Following Christ makes perfectly good sense to me. His teachings hang together and speak to my deepest needs and questions. But I admit that Mr. Spock would find his logic challenging.
When Jesus says things like, “For whoever would save his life will lose it, but whoever loses his life for my sake will find it” (Matthew 14:26) and “Truly, truly, I say to you, unless a grain of wheat falls into the earth and dies, it remains alone; but if it dies, it bears much fruit” (John 12:24) one can get mental angina.
Christian pastor and author A. W. Tozer once wrote a remarkable little article entitled “That Incredible Christian” that further illustrates the dilemma. He says of the Christian:

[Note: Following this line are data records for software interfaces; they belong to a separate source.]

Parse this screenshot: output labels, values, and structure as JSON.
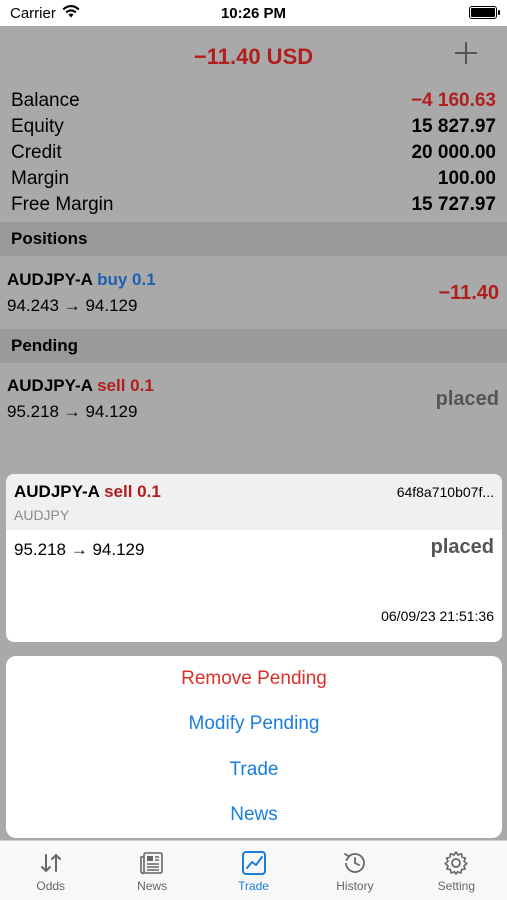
{
  "status_bar": {
    "carrier": "Carrier",
    "time": "10:26 PM"
  },
  "header": {
    "total": "−11.40 USD",
    "add_icon": "plus-icon"
  },
  "account": {
    "rows": [
      {
        "label": "Balance",
        "value": "−4 160.63",
        "negative": true
      },
      {
        "label": "Equity",
        "value": "15 827.97"
      },
      {
        "label": "Credit",
        "value": "20 000.00"
      },
      {
        "label": "Margin",
        "value": "100.00"
      },
      {
        "label": "Free Margin",
        "value": "15 727.97"
      }
    ]
  },
  "positions": {
    "title": "Positions",
    "item": {
      "symbol": "AUDJPY-A",
      "side": "buy 0.1",
      "prices": "94.243 → 94.129",
      "profit": "−11.40"
    }
  },
  "pending": {
    "title": "Pending",
    "item": {
      "symbol": "AUDJPY-A",
      "side": "sell 0.1",
      "prices": "95.218 → 94.129",
      "status": "placed"
    }
  },
  "detail_card": {
    "symbol": "AUDJPY-A",
    "side": "sell 0.1",
    "order_id": "64f8a710b07f...",
    "sub_symbol": "AUDJPY",
    "prices": "95.218 → 94.129",
    "status": "placed",
    "timestamp": "06/09/23 21:51:36"
  },
  "actions": {
    "remove": "Remove Pending",
    "modify": "Modify Pending",
    "trade": "Trade",
    "news": "News"
  },
  "tabs": {
    "odds": "Odds",
    "news": "News",
    "trade": "Trade",
    "history": "History",
    "setting": "Setting",
    "active": "Trade"
  },
  "colors": {
    "negative": "#b01e1e",
    "buy": "#1f5fb3",
    "accent": "#1a7ee0",
    "destructive": "#d9302a"
  }
}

“He may be and often is highest when he feels lowest and most sinless when he is most conscious of sin. He is wisest when he knows that he knows not and knows least when he has acquired the greatest amount of knowledge. He sometimes does most by doing nothing and goes furthest when standing still. In heaviness he manages to rejoice and keeps his heart glad even in sorrow.”1
In November 1954 C. S. Lewis wrote to Dom Bede Griffiths and shared his thoughts about the novels of Charles Dickens. This led him to reflect on his “moods” concerning death and joy. He writes,
“About death, I go through different moods, but the times when I can desire it are never, I think, those when this world seems harshest. On the contrary, it is just when there seems to be most of Heaven already here that I come nearest to longing for the patria [Latin for fatherland or homeland] . . . All joy (as distinct from mere pleasure, still more amusement) emphasises our pilgrim status: always reminds, beckons, awakes desire. Our best havings are wantings.”2
“Our best havings are wantings.” Funny, it’s usually when things are darkest you hear someone say “I could just die!” Maybe we should say it when we feel closest to Heaven.
“Blessed are you when people hate you and when they exclude you and revile you and spurn your name as evil, on account of the Son of Man!” – Luke 6:22
- Walter Hooper, ed., The Collected Letters of C. S. Lewis: Narnia, Cambridge, and Joy 1950-1963, Vol. III [New York: HarperSanFrancisco, 2007], 523.